◆ PROBLEM TO SOLVE
The answer must be the full data, restated word for word, with no pictures in it.

◆ DATA UNDER STUDY
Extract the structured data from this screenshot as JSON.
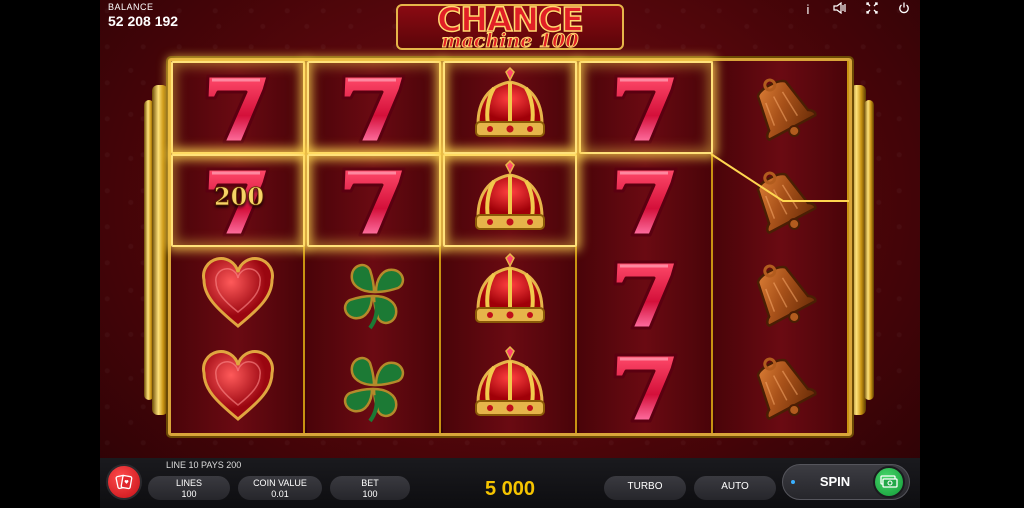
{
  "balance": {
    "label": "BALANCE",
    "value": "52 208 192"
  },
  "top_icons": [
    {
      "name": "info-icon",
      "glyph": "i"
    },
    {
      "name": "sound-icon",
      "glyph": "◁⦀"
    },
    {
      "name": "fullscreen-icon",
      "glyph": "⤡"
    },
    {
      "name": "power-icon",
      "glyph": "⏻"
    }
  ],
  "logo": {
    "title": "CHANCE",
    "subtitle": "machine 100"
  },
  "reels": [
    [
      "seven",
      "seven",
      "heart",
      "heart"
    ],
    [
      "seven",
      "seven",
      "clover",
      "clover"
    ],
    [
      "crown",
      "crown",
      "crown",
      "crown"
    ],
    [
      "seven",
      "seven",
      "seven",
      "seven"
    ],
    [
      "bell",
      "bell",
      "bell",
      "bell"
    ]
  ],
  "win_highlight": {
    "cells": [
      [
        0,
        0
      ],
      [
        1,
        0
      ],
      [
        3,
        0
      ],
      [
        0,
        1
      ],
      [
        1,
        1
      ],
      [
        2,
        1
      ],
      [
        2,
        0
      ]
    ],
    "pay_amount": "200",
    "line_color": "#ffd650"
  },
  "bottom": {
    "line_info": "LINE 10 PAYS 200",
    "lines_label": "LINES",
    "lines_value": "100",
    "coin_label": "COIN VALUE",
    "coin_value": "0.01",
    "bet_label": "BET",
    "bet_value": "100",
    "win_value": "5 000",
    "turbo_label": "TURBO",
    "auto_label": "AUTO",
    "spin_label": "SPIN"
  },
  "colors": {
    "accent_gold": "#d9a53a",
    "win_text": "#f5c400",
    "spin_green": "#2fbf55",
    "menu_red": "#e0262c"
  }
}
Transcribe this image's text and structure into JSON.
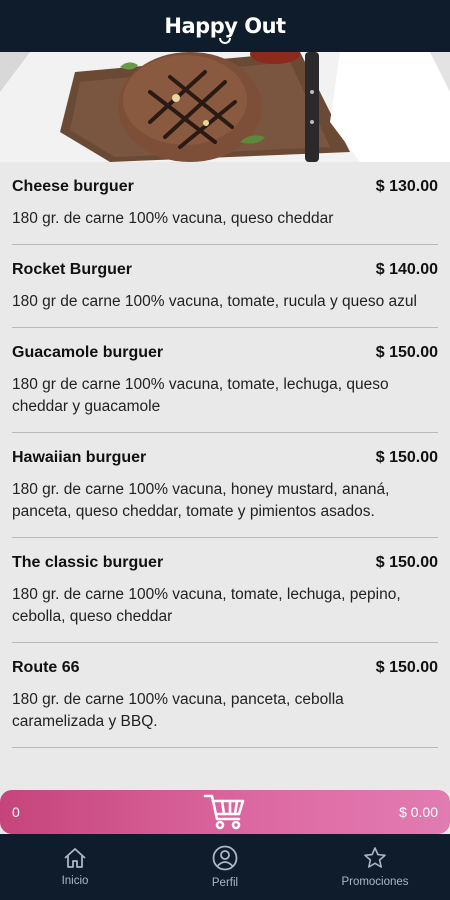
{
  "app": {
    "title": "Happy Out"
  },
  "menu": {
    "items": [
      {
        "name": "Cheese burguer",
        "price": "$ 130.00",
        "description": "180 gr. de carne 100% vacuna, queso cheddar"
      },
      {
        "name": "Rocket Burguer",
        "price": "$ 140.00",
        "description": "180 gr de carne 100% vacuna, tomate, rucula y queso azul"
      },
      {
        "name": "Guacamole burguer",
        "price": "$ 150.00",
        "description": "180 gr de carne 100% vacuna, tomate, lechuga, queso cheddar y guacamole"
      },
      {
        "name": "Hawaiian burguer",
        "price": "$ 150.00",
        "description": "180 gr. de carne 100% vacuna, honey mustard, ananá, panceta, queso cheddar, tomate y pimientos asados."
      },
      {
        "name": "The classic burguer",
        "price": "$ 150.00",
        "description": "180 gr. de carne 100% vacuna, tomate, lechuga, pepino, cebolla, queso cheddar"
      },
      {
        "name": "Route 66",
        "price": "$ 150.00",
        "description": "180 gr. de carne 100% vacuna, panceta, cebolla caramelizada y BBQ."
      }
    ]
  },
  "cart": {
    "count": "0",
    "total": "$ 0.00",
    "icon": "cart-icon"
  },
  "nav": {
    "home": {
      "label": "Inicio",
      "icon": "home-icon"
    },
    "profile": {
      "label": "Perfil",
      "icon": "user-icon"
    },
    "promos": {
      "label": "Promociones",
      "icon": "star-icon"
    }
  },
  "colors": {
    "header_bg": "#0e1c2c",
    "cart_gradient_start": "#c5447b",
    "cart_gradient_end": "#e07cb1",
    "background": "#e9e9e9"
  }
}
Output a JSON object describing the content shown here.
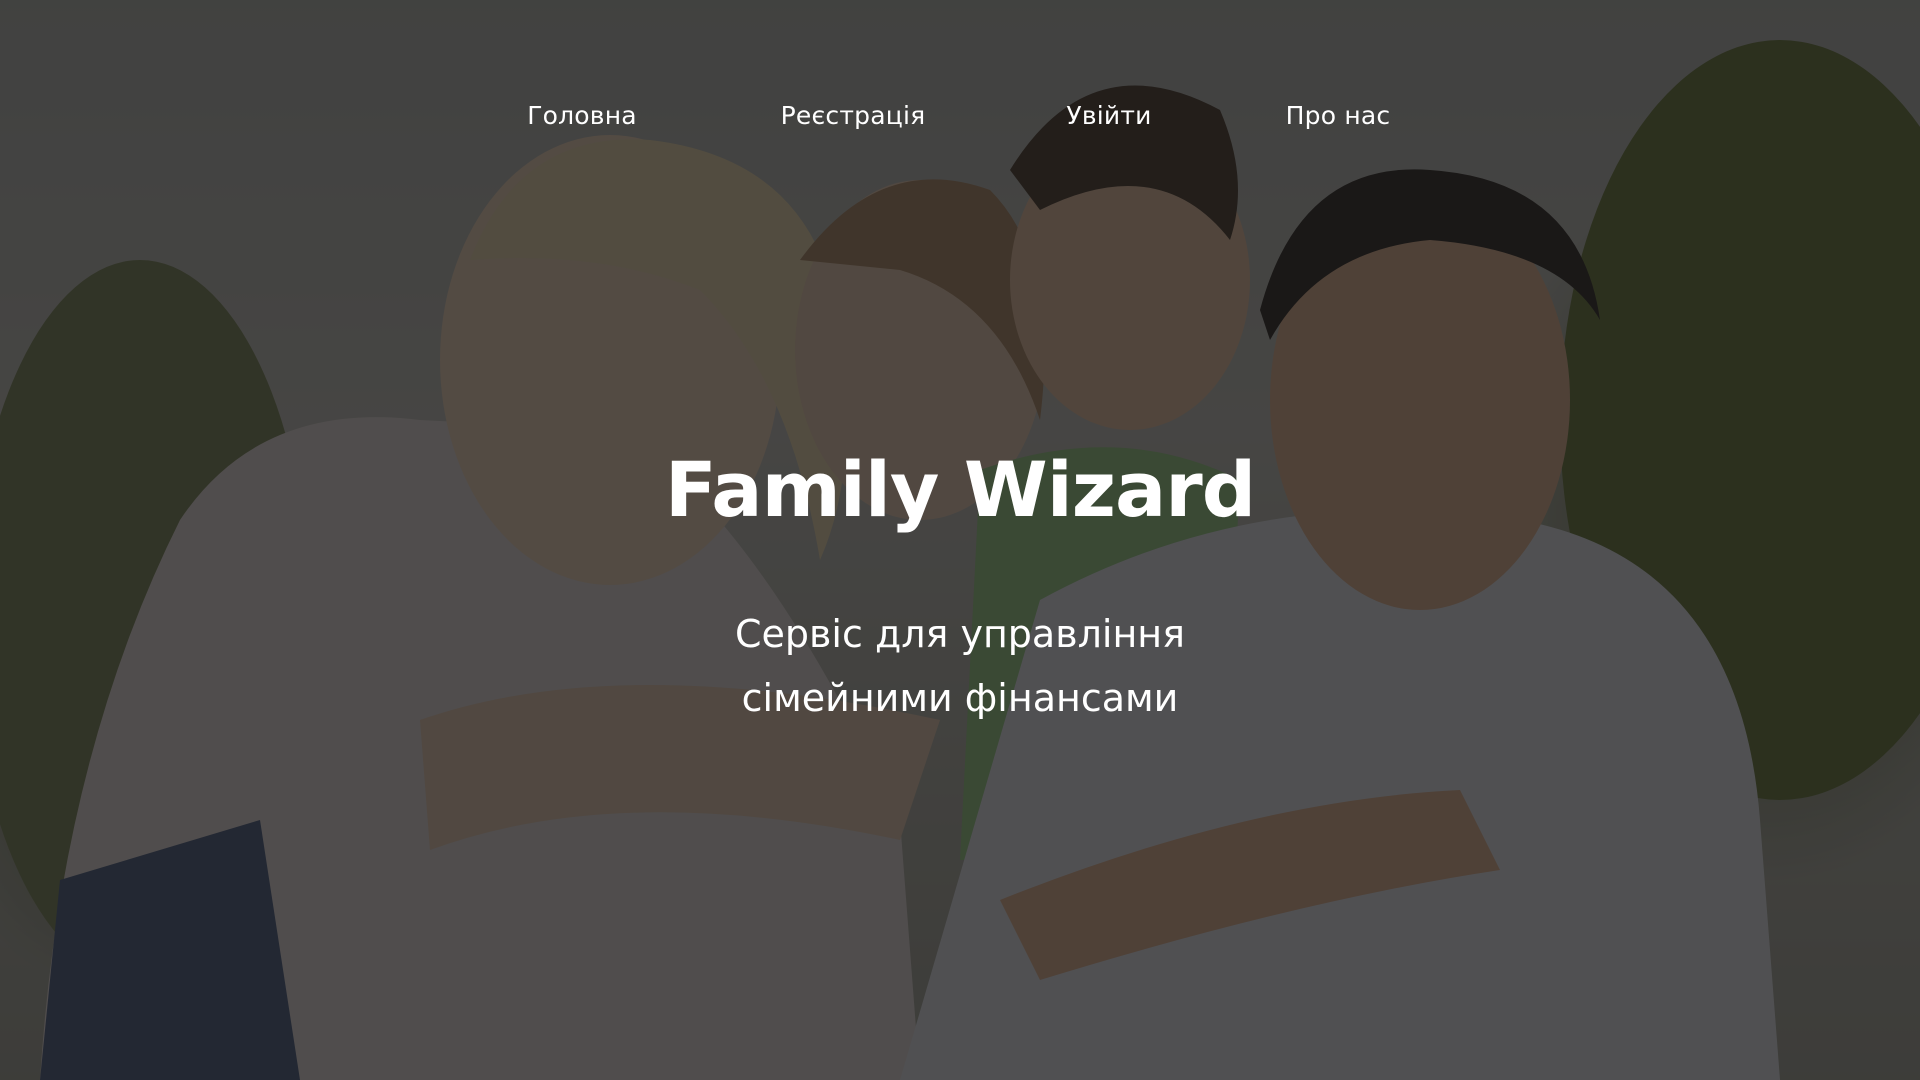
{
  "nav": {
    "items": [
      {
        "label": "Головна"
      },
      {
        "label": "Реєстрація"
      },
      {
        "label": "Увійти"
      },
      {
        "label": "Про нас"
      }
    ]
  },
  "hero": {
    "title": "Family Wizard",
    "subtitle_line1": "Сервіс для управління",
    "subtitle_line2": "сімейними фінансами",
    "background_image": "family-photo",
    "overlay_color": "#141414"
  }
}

◆ SOLUTION FOR THIS PROBLEM
Extract the structured data from this screenshot as JSON.
{
  "balance": {
    "label": "BALANCE",
    "value": "52 208 192"
  },
  "top_icons": [
    {
      "name": "info-icon",
      "glyph": "i"
    },
    {
      "name": "sound-icon",
      "glyph": "◁⦀"
    },
    {
      "name": "fullscreen-icon",
      "glyph": "⤡"
    },
    {
      "name": "power-icon",
      "glyph": "⏻"
    }
  ],
  "logo": {
    "title": "CHANCE",
    "subtitle": "machine 100"
  },
  "reels": [
    [
      "seven",
      "seven",
      "heart",
      "heart"
    ],
    [
      "seven",
      "seven",
      "clover",
      "clover"
    ],
    [
      "crown",
      "crown",
      "crown",
      "crown"
    ],
    [
      "seven",
      "seven",
      "seven",
      "seven"
    ],
    [
      "bell",
      "bell",
      "bell",
      "bell"
    ]
  ],
  "win_highlight": {
    "cells": [
      [
        0,
        0
      ],
      [
        1,
        0
      ],
      [
        3,
        0
      ],
      [
        0,
        1
      ],
      [
        1,
        1
      ],
      [
        2,
        1
      ],
      [
        2,
        0
      ]
    ],
    "pay_amount": "200",
    "line_color": "#ffd650"
  },
  "bottom": {
    "line_info": "LINE 10 PAYS 200",
    "lines_label": "LINES",
    "lines_value": "100",
    "coin_label": "COIN VALUE",
    "coin_value": "0.01",
    "bet_label": "BET",
    "bet_value": "100",
    "win_value": "5 000",
    "turbo_label": "TURBO",
    "auto_label": "AUTO",
    "spin_label": "SPIN"
  },
  "colors": {
    "accent_gold": "#d9a53a",
    "win_text": "#f5c400",
    "spin_green": "#2fbf55",
    "menu_red": "#e0262c"
  }
}
Transcribe this image's text and structure into JSON.
{
  "app": {
    "title": "Happy Out"
  },
  "menu": {
    "items": [
      {
        "name": "Cheese burguer",
        "price": "$ 130.00",
        "description": "180 gr. de carne 100% vacuna, queso cheddar"
      },
      {
        "name": "Rocket Burguer",
        "price": "$ 140.00",
        "description": "180 gr de carne 100% vacuna, tomate, rucula y queso azul"
      },
      {
        "name": "Guacamole burguer",
        "price": "$ 150.00",
        "description": "180 gr de carne 100% vacuna, tomate, lechuga, queso cheddar y guacamole"
      },
      {
        "name": "Hawaiian burguer",
        "price": "$ 150.00",
        "description": "180 gr. de carne 100% vacuna, honey mustard, ananá, panceta, queso cheddar, tomate y pimientos asados."
      },
      {
        "name": "The classic burguer",
        "price": "$ 150.00",
        "description": "180 gr. de carne 100% vacuna, tomate, lechuga, pepino, cebolla, queso cheddar"
      },
      {
        "name": "Route 66",
        "price": "$ 150.00",
        "description": "180 gr. de carne 100% vacuna, panceta, cebolla caramelizada y BBQ."
      }
    ]
  },
  "cart": {
    "count": "0",
    "total": "$ 0.00",
    "icon": "cart-icon"
  },
  "nav": {
    "home": {
      "label": "Inicio",
      "icon": "home-icon"
    },
    "profile": {
      "label": "Perfil",
      "icon": "user-icon"
    },
    "promos": {
      "label": "Promociones",
      "icon": "star-icon"
    }
  },
  "colors": {
    "header_bg": "#0e1c2c",
    "cart_gradient_start": "#c5447b",
    "cart_gradient_end": "#e07cb1",
    "background": "#e9e9e9"
  }
}
Output a JSON object describing the content shown here.
{
  "nav": {
    "items": [
      {
        "label": "Головна"
      },
      {
        "label": "Реєстрація"
      },
      {
        "label": "Увійти"
      },
      {
        "label": "Про нас"
      }
    ]
  },
  "hero": {
    "title": "Family Wizard",
    "subtitle_line1": "Сервіс для управління",
    "subtitle_line2": "сімейними фінансами",
    "background_image": "family-photo",
    "overlay_color": "#141414"
  }
}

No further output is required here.